The barriers and facilitators of implementing a national laboratory-based AMR surveillance system in Cambodia: key informants' perspectives and assessments of microbiology laboratories

Sovathiro Mao, Chansovannara Soputhy, Sokreaksa Lay, Jan Jacobs, Grace Marie Ku, Darapheak Chau, Chhorvann Chhea, Por Ir

Research output: Contribution to journalArticlepeer-review


BACKGROUND: Collecting data on antimicrobial resistance (AMR) is an essential approach for defining the scope of the AMR problem, developing evidence-based interventions and detecting new and emerging resistances. Our study aimed to identify key factors influencing the implementation of a laboratory-based AMR surveillance system in Cambodia. This will add additional insights to the development of a sustainable and effective national AMR surveillance system in Cambodia and other low- and middle-income countries.

METHODS: Key informants with a role in governing or contributing data to the laboratory-based surveillance system were interviewed. Emerging themes were identified using the framework analysis method. Laboratories contributing to the AMR surveillance system were assessed on their capacity to conduct quality testing and report data. The laboratory assessment tool (LAT), developed by the World Health Organisation (WHO), was adapted for assessment of a diagnostic microbiology laboratory covering quality management, financial and human resources, data management, microbiology testing performance and surveillance capacity.

RESULTS: Key informants identified inadequate access to laboratory supplies, an unsustainable financing system, limited capacity to collect representative data and a weak workforce to be the main barriers to implementing an effective surveillance system. Consistent engagement between microbiology staff and clinicians were reported to be a key factor in generating more representative data for the surveillance system. The laboratory assessments identified issues with quality assurance and data analysis which may reduce the quality of data being sent to the surveillance system and limit the facility-level utilisation of aggregated data.
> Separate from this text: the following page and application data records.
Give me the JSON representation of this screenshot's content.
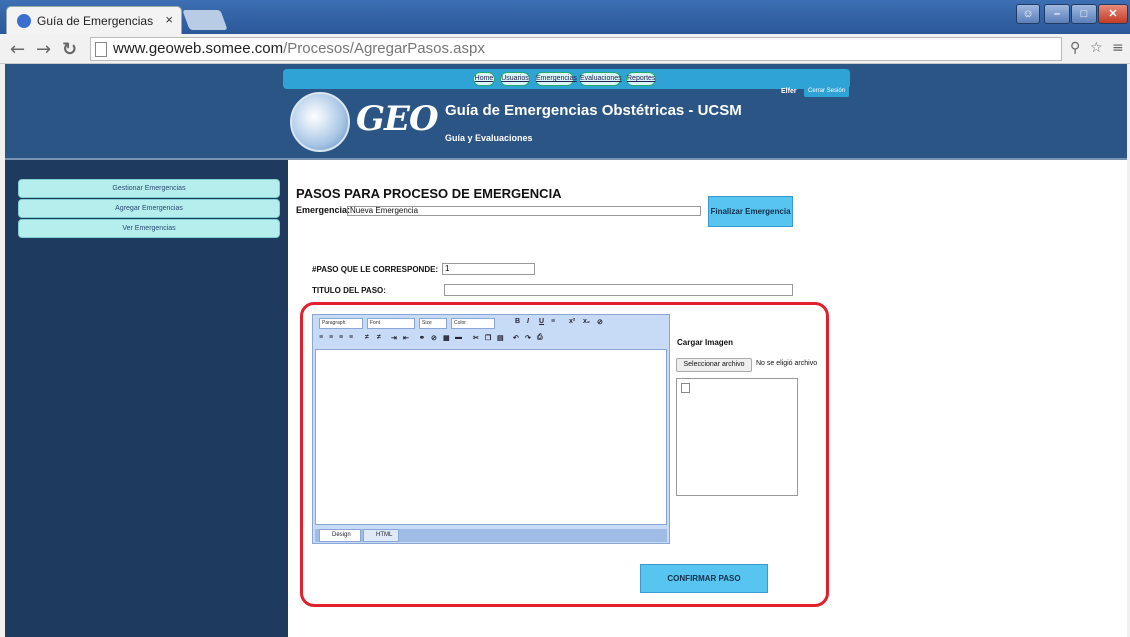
{
  "browser": {
    "tab_title": "Guía de Emergencias Obst",
    "tab_close": "×",
    "url_host": "www.geoweb.somee.com",
    "url_path": "/Procesos/AgregarPasos.aspx"
  },
  "header": {
    "nav": [
      "Home",
      "Usuarios",
      "Emergencias",
      "Evaluaciones",
      "Reportes"
    ],
    "logo_text": "GEO",
    "site_title": "Guía de Emergencias Obstétricas - UCSM",
    "site_subtitle": "Guía y Evaluaciones",
    "user": "Elfer",
    "logout": "Cerrar Sesión"
  },
  "sidebar": {
    "items": [
      "Gestionar Emergencias",
      "Agregar Emergencias",
      "Ver Emergencias"
    ]
  },
  "main": {
    "heading": "PASOS PARA PROCESO DE EMERGENCIA",
    "emergencia_label": "Emergencia:",
    "emergencia_value": "Nueva Emergencia",
    "finalizar": "Finalizar Emergencia",
    "paso_label": "#PASO QUE LE CORRESPONDE:",
    "paso_value": "1",
    "titulo_label": "TITULO DEL PASO:",
    "titulo_value": ""
  },
  "editor": {
    "paragraph": "Paragraph",
    "font": "Font",
    "size": "Size",
    "color": "Color",
    "design_tab": "Design",
    "html_tab": "HTML"
  },
  "image": {
    "label": "Cargar Imagen",
    "select_button": "Seleccionar archivo",
    "no_file": "No se eligió archivo"
  },
  "actions": {
    "confirm": "CONFIRMAR PASO"
  },
  "colors": {
    "banner": "#2b5584",
    "accent": "#58c4f0",
    "highlight": "#e0202c"
  }
}
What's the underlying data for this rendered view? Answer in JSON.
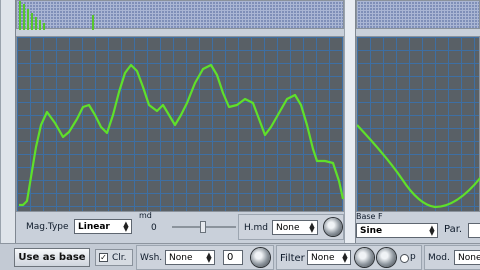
{
  "left_panel": {
    "mag_type_label": "Mag.Type",
    "mag_type_value": "Linear",
    "mod_label": "md",
    "mod_value": "0",
    "h_mod_label": "H.md",
    "h_mod_value": "None"
  },
  "right_panel": {
    "base_f_label": "Base F",
    "base_f_value": "Sine",
    "par_label": "Par."
  },
  "bottom_bar": {
    "use_as_base_label": "Use as base",
    "clr_label": "Clr.",
    "wsh_label": "Wsh.",
    "wsh_value": "None",
    "wsh_amount": "0",
    "filter_label": "Filter",
    "filter_value": "None",
    "p_label": "p",
    "mod_label": "Mod.",
    "mod_value": "None"
  },
  "colors": {
    "waveform": "#5fe02a",
    "graph_bg": "#596066",
    "grid_line": "#3e6fa3",
    "spectrum_bg": "#7f8fb8"
  },
  "icons": [
    "dropdown-arrow-icon",
    "knob-icon",
    "checkbox-icon",
    "radio-icon"
  ]
}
A weak surveillance network and poor guidance for outbreak response were also identified, which can reduce the laboratories' opportunities in detecting critical or emerging resistance occurring in the community or outside of the hospital's geographical coverage.

CONCLUSION: This study identified two primary concerns: ensuring a sustainable and quality functioning of microbiology services at public healthcare facilities and overcoming sampling bias at sentinel sites. These issues hinder Cambodia's national AMR surveillance system from generating reliable evidence to incorporate into public health measures or clinical interventions. These findings suggest that more investments need to be made into microbiology diagnostics and to reform current surveillance strategies for enhanced sampling of AMR cases at hospitals.

Original languageEnglish
JournalFrontiers in Public Health
Pages (from-to)1332423
Publication statusPublished - 21-Dec-2023


  • Humans
  • Laboratories
  • Cambodia/epidemiology
  • Public Health
  • Disease Outbreaks
  • World Health Organization


Dive into the research topics of 'The barriers and facilitators of implementing a national laboratory-based AMR surveillance system in Cambodia: key informants' perspectives and assessments of microbiology laboratories'. Together they form a unique fingerprint.

Cite this